Sensitivity analysis via the proportion of unmeasured confounding
Edward Kennedy, PhD, Department of Statistics and Data Science, Carnegie Mellon University

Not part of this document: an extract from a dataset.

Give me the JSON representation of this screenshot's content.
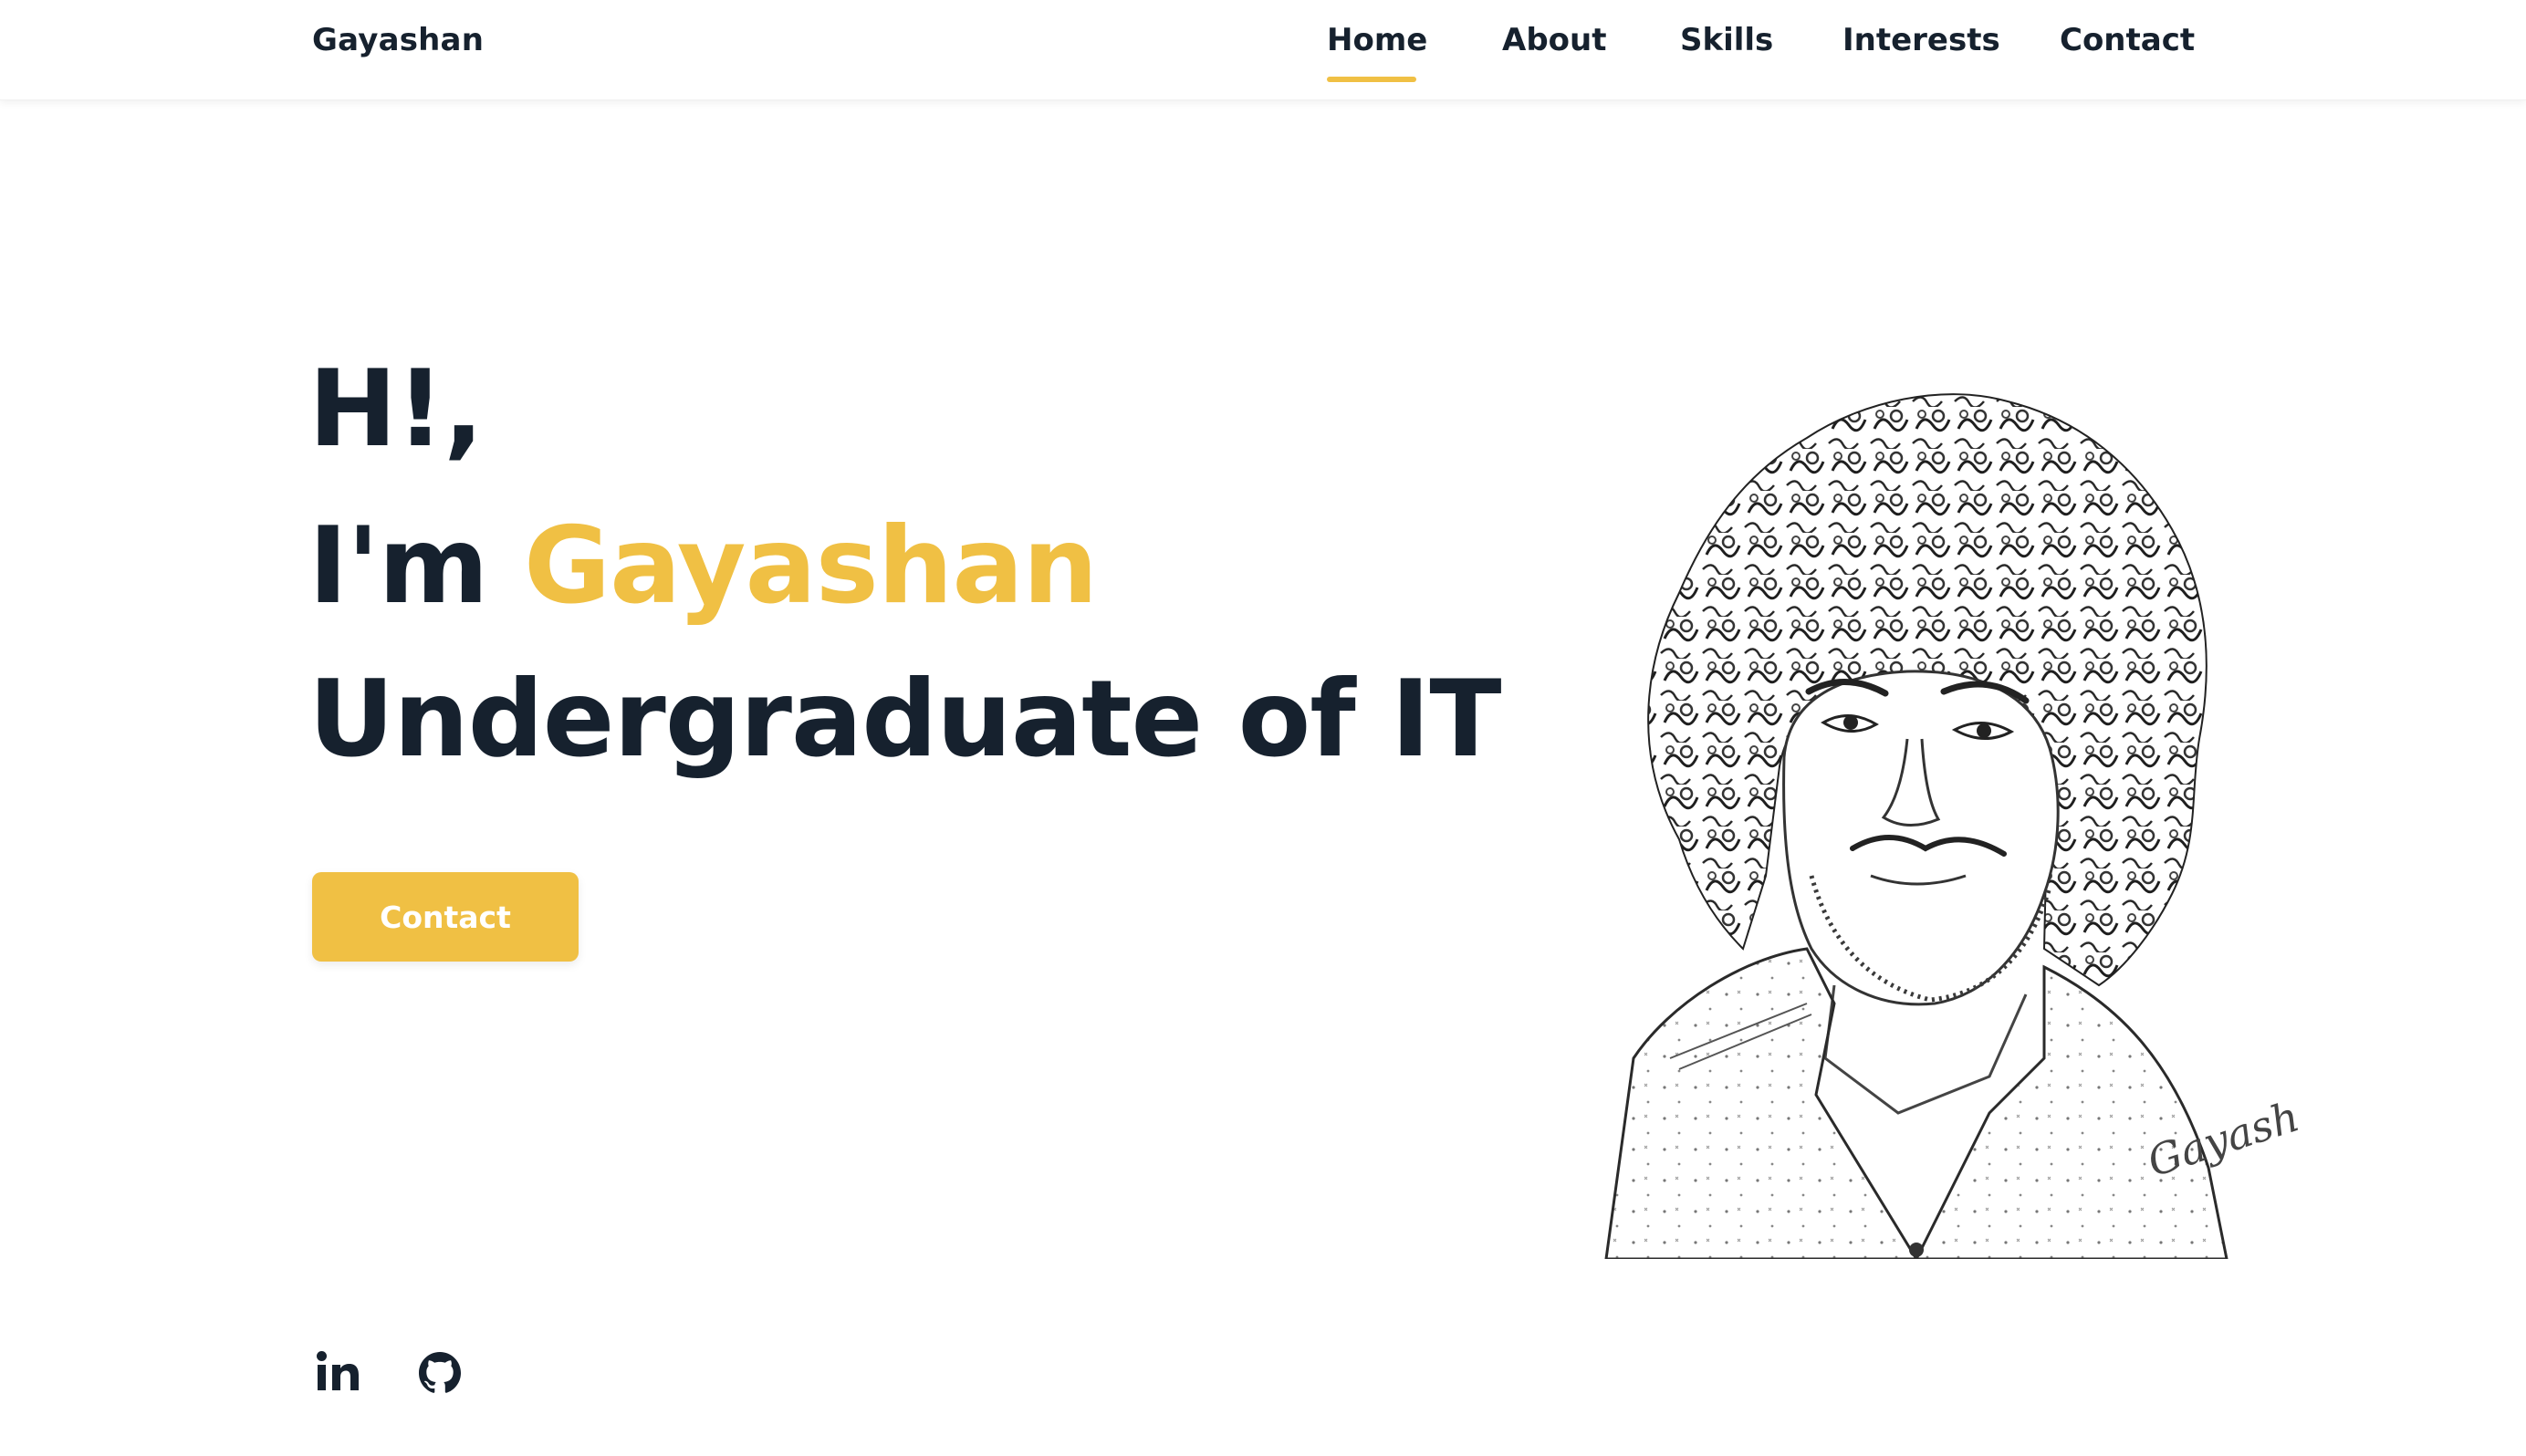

In observational studies, identification of causal effects is generally achieved by assuming "no unmeasured confounding," possibly after conditioning on enough covariates. Because this assumption is both strong and untestable, a sensitivity analysis should be performed. Common approaches include modeling the bias directly or varying the propensity scores to probe the effects of a potential unmeasured confounder. In this paper, we take a novel approach whereby the sensitivity parameter is the proportion of unmeasured confounding. We consider different assumptions on the probability of a unit being confounded. In each case, we derive sharp bounds on the average treatment effect as a function of the sensitivity parameter and propose nonparametric estimators that allow flexible covariate adjustment. We also introduce a one-number summary of a study's robustness to the number of confounded units. Finally, we explore finite-sample properties via simulation, and apply the methods to an observational database used to assess the effects of right heart catheterization.